#### Dataset extract:
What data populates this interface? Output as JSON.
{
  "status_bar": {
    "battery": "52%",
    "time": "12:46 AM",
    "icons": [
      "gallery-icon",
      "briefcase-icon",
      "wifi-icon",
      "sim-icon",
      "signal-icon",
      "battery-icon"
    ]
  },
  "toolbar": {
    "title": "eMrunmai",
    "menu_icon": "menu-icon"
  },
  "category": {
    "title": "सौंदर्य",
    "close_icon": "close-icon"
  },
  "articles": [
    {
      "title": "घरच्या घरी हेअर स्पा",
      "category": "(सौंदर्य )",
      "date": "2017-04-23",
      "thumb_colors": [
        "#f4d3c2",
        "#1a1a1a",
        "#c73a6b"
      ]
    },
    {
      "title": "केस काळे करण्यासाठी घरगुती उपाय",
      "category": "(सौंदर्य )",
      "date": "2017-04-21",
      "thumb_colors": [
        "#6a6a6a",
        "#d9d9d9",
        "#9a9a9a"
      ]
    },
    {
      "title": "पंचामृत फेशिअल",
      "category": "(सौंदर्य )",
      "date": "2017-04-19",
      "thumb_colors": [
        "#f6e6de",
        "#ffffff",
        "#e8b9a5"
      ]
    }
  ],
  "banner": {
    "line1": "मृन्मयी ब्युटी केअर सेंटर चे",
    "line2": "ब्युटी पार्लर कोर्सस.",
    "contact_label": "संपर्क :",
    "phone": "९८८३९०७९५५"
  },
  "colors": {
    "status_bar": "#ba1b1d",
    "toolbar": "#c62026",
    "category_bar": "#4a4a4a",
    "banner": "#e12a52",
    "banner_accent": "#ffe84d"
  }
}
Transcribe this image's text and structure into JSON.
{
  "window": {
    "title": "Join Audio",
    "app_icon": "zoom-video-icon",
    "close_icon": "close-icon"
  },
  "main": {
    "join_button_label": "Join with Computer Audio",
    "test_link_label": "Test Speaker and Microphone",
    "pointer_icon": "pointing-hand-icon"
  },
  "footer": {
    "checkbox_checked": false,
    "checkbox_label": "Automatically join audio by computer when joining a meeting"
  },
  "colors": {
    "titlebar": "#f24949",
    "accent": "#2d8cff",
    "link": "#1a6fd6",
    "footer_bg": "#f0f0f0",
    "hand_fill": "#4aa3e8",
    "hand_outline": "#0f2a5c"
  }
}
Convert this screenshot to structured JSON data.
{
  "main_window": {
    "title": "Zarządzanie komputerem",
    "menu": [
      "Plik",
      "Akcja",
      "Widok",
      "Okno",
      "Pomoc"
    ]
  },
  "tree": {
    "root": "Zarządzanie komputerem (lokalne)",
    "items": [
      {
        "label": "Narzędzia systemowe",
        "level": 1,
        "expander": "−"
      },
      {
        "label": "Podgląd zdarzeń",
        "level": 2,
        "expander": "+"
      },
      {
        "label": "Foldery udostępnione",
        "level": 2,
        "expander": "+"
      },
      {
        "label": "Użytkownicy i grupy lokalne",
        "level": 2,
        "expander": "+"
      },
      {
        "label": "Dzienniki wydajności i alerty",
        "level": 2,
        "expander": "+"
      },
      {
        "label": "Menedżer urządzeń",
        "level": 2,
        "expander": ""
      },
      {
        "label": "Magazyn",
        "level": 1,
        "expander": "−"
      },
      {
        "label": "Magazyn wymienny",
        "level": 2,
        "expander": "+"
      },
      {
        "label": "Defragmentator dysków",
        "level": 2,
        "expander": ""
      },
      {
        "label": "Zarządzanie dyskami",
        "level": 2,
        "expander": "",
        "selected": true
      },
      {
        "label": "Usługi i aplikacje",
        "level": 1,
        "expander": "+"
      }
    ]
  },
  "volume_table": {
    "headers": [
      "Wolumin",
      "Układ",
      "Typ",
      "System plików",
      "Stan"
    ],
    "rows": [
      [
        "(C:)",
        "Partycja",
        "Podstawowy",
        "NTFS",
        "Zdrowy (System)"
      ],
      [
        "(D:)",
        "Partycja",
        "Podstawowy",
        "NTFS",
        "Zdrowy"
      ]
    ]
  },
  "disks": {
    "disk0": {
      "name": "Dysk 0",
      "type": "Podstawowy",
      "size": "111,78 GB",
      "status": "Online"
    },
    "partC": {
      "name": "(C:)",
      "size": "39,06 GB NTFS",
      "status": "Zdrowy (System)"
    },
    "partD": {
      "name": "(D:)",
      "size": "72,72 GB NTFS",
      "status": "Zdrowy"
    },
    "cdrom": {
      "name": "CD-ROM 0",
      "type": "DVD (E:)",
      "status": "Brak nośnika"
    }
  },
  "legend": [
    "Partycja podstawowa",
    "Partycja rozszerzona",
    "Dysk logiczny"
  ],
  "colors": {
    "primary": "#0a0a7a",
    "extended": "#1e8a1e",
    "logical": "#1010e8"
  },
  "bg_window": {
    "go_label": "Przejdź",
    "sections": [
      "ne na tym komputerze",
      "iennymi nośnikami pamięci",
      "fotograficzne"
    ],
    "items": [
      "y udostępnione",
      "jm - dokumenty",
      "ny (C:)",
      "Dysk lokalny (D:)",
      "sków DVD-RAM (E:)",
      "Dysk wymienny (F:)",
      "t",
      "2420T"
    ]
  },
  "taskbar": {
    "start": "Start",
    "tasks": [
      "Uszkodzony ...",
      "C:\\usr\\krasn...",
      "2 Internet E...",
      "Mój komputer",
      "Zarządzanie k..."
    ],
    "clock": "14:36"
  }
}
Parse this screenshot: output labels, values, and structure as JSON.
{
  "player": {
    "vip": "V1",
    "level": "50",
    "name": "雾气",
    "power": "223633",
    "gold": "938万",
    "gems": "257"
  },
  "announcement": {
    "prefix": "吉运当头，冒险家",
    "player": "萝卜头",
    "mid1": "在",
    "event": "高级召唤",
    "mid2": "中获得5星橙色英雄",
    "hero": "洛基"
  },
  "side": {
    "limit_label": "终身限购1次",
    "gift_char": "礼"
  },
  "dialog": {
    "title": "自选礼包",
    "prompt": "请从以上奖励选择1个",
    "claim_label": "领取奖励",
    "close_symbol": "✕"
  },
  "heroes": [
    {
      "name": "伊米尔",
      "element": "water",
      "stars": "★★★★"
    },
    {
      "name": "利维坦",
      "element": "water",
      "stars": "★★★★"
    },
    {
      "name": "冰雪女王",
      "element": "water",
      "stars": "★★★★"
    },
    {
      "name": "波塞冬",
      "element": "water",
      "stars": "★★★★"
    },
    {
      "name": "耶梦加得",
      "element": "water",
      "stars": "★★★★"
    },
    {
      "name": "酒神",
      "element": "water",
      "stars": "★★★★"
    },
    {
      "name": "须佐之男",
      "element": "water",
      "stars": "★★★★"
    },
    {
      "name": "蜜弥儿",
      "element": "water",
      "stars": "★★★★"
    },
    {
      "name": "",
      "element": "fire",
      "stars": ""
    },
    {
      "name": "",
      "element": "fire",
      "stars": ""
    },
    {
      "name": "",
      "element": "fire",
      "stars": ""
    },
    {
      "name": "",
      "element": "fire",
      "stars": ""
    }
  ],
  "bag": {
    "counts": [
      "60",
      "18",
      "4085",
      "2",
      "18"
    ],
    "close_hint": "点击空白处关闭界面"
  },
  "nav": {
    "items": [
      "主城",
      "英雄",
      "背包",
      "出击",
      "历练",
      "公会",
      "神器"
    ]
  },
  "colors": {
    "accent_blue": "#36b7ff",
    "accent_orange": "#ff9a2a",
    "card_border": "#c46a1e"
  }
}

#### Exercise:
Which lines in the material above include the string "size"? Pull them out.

#### Reply to the task:
      "size": "111,78 GB",
      "size": "39,06 GB NTFS",
      "size": "72,72 GB NTFS",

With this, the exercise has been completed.